Pixel Envy

Written by Nick Heer.

Picking and Choosing

Riccardo Mori:

Here’s the thing — Among the apps I’ve bought over the years, a lot of them are quality apps I love and enjoy using, but I don’t necessarily use them all the time. A classic example: photo apps and image editing apps. I have a lot of them, and I don’t really have a preference. I decide which to use mostly following the mood of the moment (in case of photo apps) or the specific function/effect I’m after (in case of editing apps and even photo apps as well).

With these kinds of apps, I like to have lots of options available, and I haven’t minded paying upfront for each of these apps; I haven’t minded paying the occasional extra for a paid update or for the in-app purchase that unlocked more photo filters or editing features. But in the extreme case that all app developers behind these apps moved to a subscription-based pricing, without offering alternatives, I would be forced into a position I really don’t like: having to decide which app stays on my devices and which one has to go. Will the App Store’s infamous ‘race to the bottom’ become the ‘race to stay in your device’s (home) screen’?

I’ve been thinking about this as well, and my hope is that an app without an active subscription degrades gracefully. But how graceful it may degrade ultimately depends on what the App Store allows. Restricting app updates based on subscription status, for instance, can’t be done because they’re run through the store itself.

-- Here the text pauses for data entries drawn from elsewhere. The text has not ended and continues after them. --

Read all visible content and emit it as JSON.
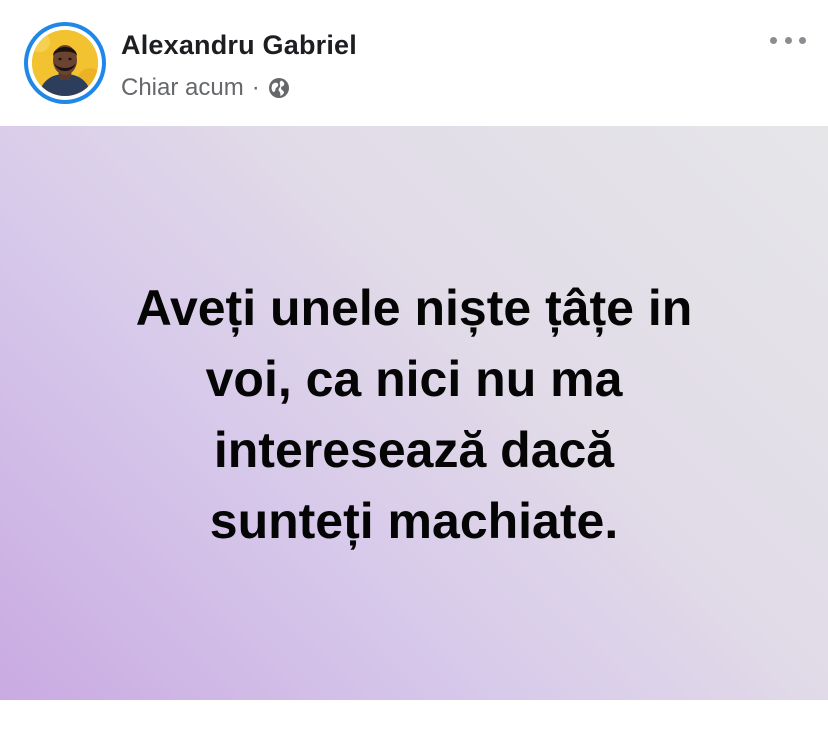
{
  "post": {
    "author_name": "Alexandru Gabriel",
    "timestamp": "Chiar acum",
    "separator": "·",
    "audience_icon": "globe-icon",
    "more_icon": "more-horizontal-icon",
    "text_line_1": "Aveți unele niște țâțe in",
    "text_line_2": "voi, ca nici nu ma",
    "text_line_3": "interesează dacă",
    "text_line_4": "sunteți machiate."
  },
  "colors": {
    "avatar_ring": "#1f87e8",
    "avatar_background": "#f2c230",
    "name_text": "#1c1e21",
    "meta_text": "#65676b",
    "background_gradient": [
      "#c9aae2",
      "#d7c9ea",
      "#e1dbe8",
      "#e6e6e9"
    ]
  }
}
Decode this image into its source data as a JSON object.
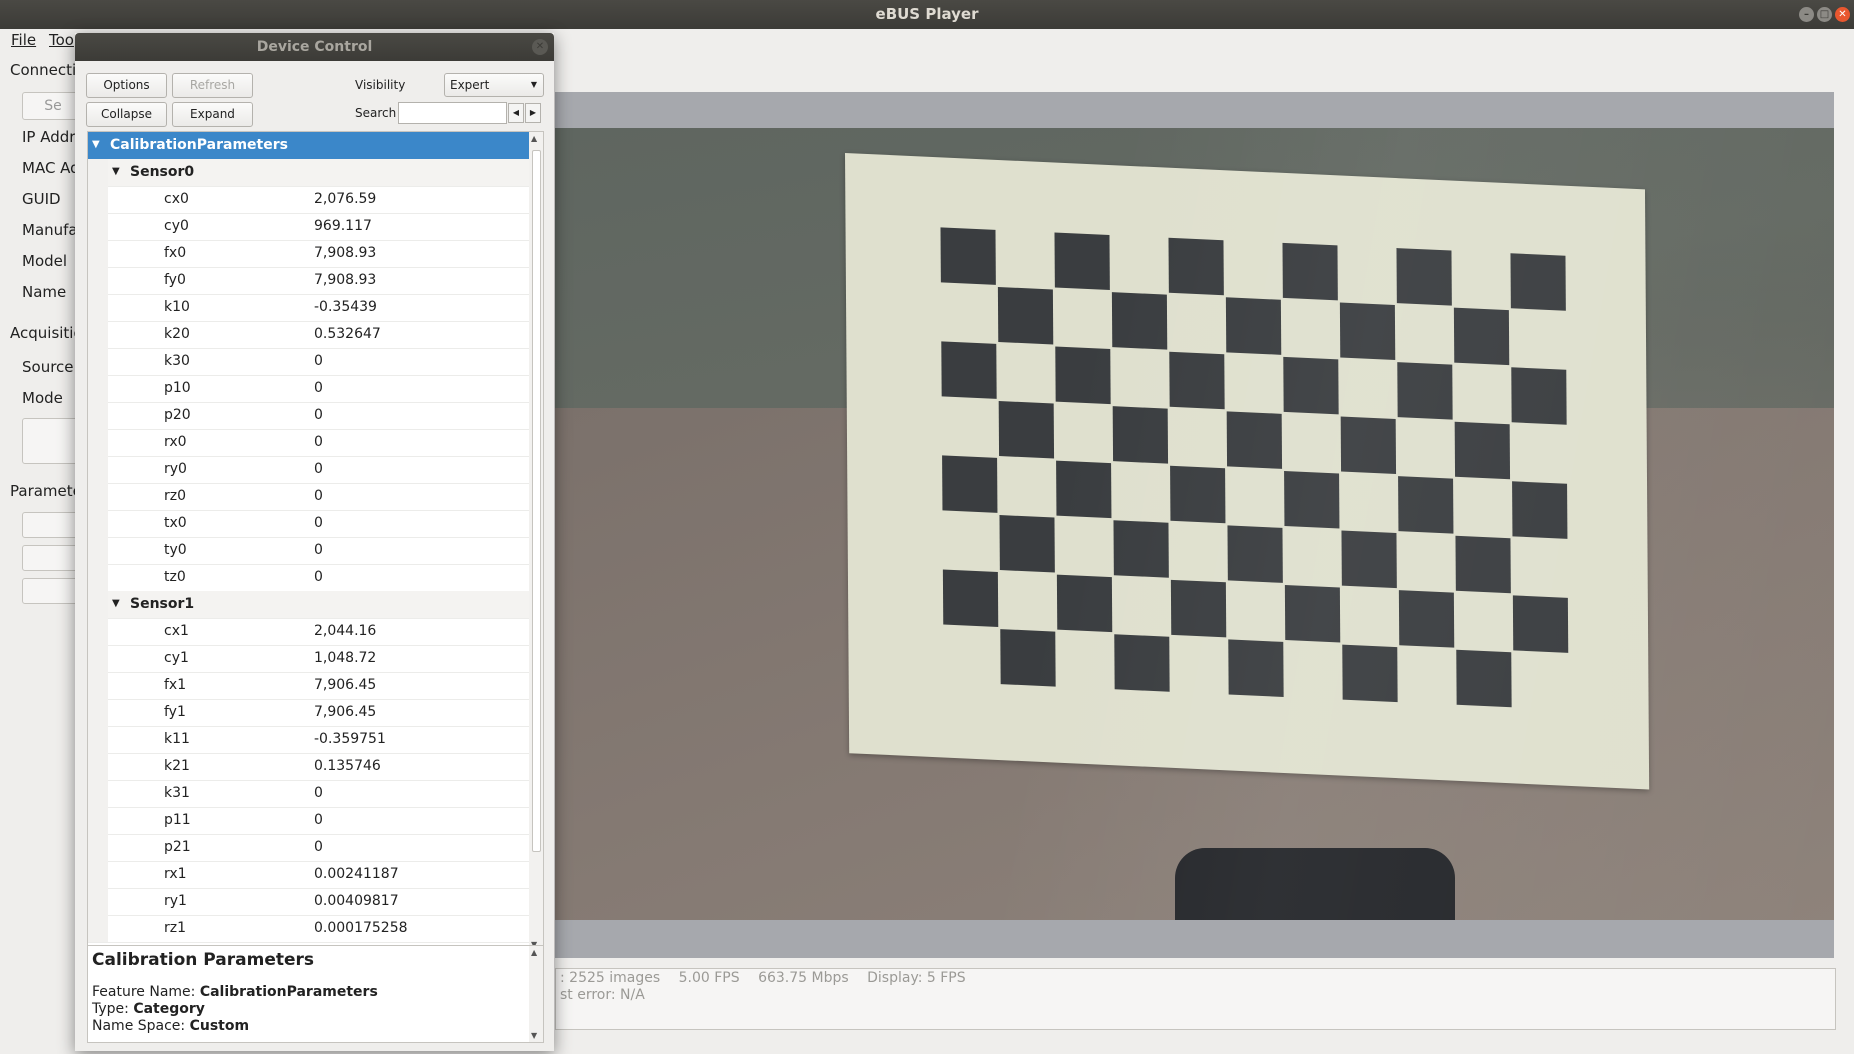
{
  "window": {
    "title": "eBUS Player"
  },
  "menu": {
    "file": "File",
    "tools": "Too"
  },
  "left_panel": {
    "connection": "Connectio",
    "select_btn": "Se",
    "fields": [
      "IP Addre",
      "MAC Ad",
      "GUID",
      "Manufa",
      "Model",
      "Name"
    ],
    "acquisition": "Acquisitio",
    "source": "Source",
    "mode": "Mode",
    "parameters": "Paramete"
  },
  "status": {
    "line1": [
      ": 2525 images",
      "5.00 FPS",
      "663.75 Mbps",
      "Display: 5 FPS"
    ],
    "line2": "st error: N/A"
  },
  "dialog": {
    "title": "Device Control",
    "options_label": "Options",
    "refresh_label": "Refresh",
    "collapse_label": "Collapse",
    "expand_label": "Expand",
    "visibility_label": "Visibility",
    "visibility_value": "Expert",
    "search_label": "Search",
    "search_value": "",
    "tree": {
      "root": "CalibrationParameters",
      "sensor0": {
        "name": "Sensor0",
        "params": [
          {
            "name": "cx0",
            "value": "2,076.59"
          },
          {
            "name": "cy0",
            "value": "969.117"
          },
          {
            "name": "fx0",
            "value": "7,908.93"
          },
          {
            "name": "fy0",
            "value": "7,908.93"
          },
          {
            "name": "k10",
            "value": "-0.35439"
          },
          {
            "name": "k20",
            "value": "0.532647"
          },
          {
            "name": "k30",
            "value": "0"
          },
          {
            "name": "p10",
            "value": "0"
          },
          {
            "name": "p20",
            "value": "0"
          },
          {
            "name": "rx0",
            "value": "0"
          },
          {
            "name": "ry0",
            "value": "0"
          },
          {
            "name": "rz0",
            "value": "0"
          },
          {
            "name": "tx0",
            "value": "0"
          },
          {
            "name": "ty0",
            "value": "0"
          },
          {
            "name": "tz0",
            "value": "0"
          }
        ]
      },
      "sensor1": {
        "name": "Sensor1",
        "params": [
          {
            "name": "cx1",
            "value": "2,044.16"
          },
          {
            "name": "cy1",
            "value": "1,048.72"
          },
          {
            "name": "fx1",
            "value": "7,906.45"
          },
          {
            "name": "fy1",
            "value": "7,906.45"
          },
          {
            "name": "k11",
            "value": "-0.359751"
          },
          {
            "name": "k21",
            "value": "0.135746"
          },
          {
            "name": "k31",
            "value": "0"
          },
          {
            "name": "p11",
            "value": "0"
          },
          {
            "name": "p21",
            "value": "0"
          },
          {
            "name": "rx1",
            "value": "0.00241187"
          },
          {
            "name": "ry1",
            "value": "0.00409817"
          },
          {
            "name": "rz1",
            "value": "0.000175258"
          }
        ]
      }
    },
    "description": {
      "title": "Calibration Parameters",
      "feature_name_label": "Feature Name:",
      "feature_name": "CalibrationParameters",
      "type_label": "Type:",
      "type": "Category",
      "namespace_label": "Name Space:",
      "namespace": "Custom"
    }
  }
}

Perhaps some developers will get creative with how they distribute updates within the app. For instance, a new set of filters could be made available as a free download provided the user has an active subscription. Bug fixes could be distributed as app updates, but feature updates could be dependent upon a subscription.

These new rules create a somewhat murky new world for developers and users alike. I’m generally optimistic because the apps you love most probably come from developers who respect their users. Developers like Panic, Flexibits, Cultured Code, Tapbots, Sam Oakley, and Ole Zorn — they actually care. And those developers who do not care about their apps’ users will find it very difficult to retain subscribers.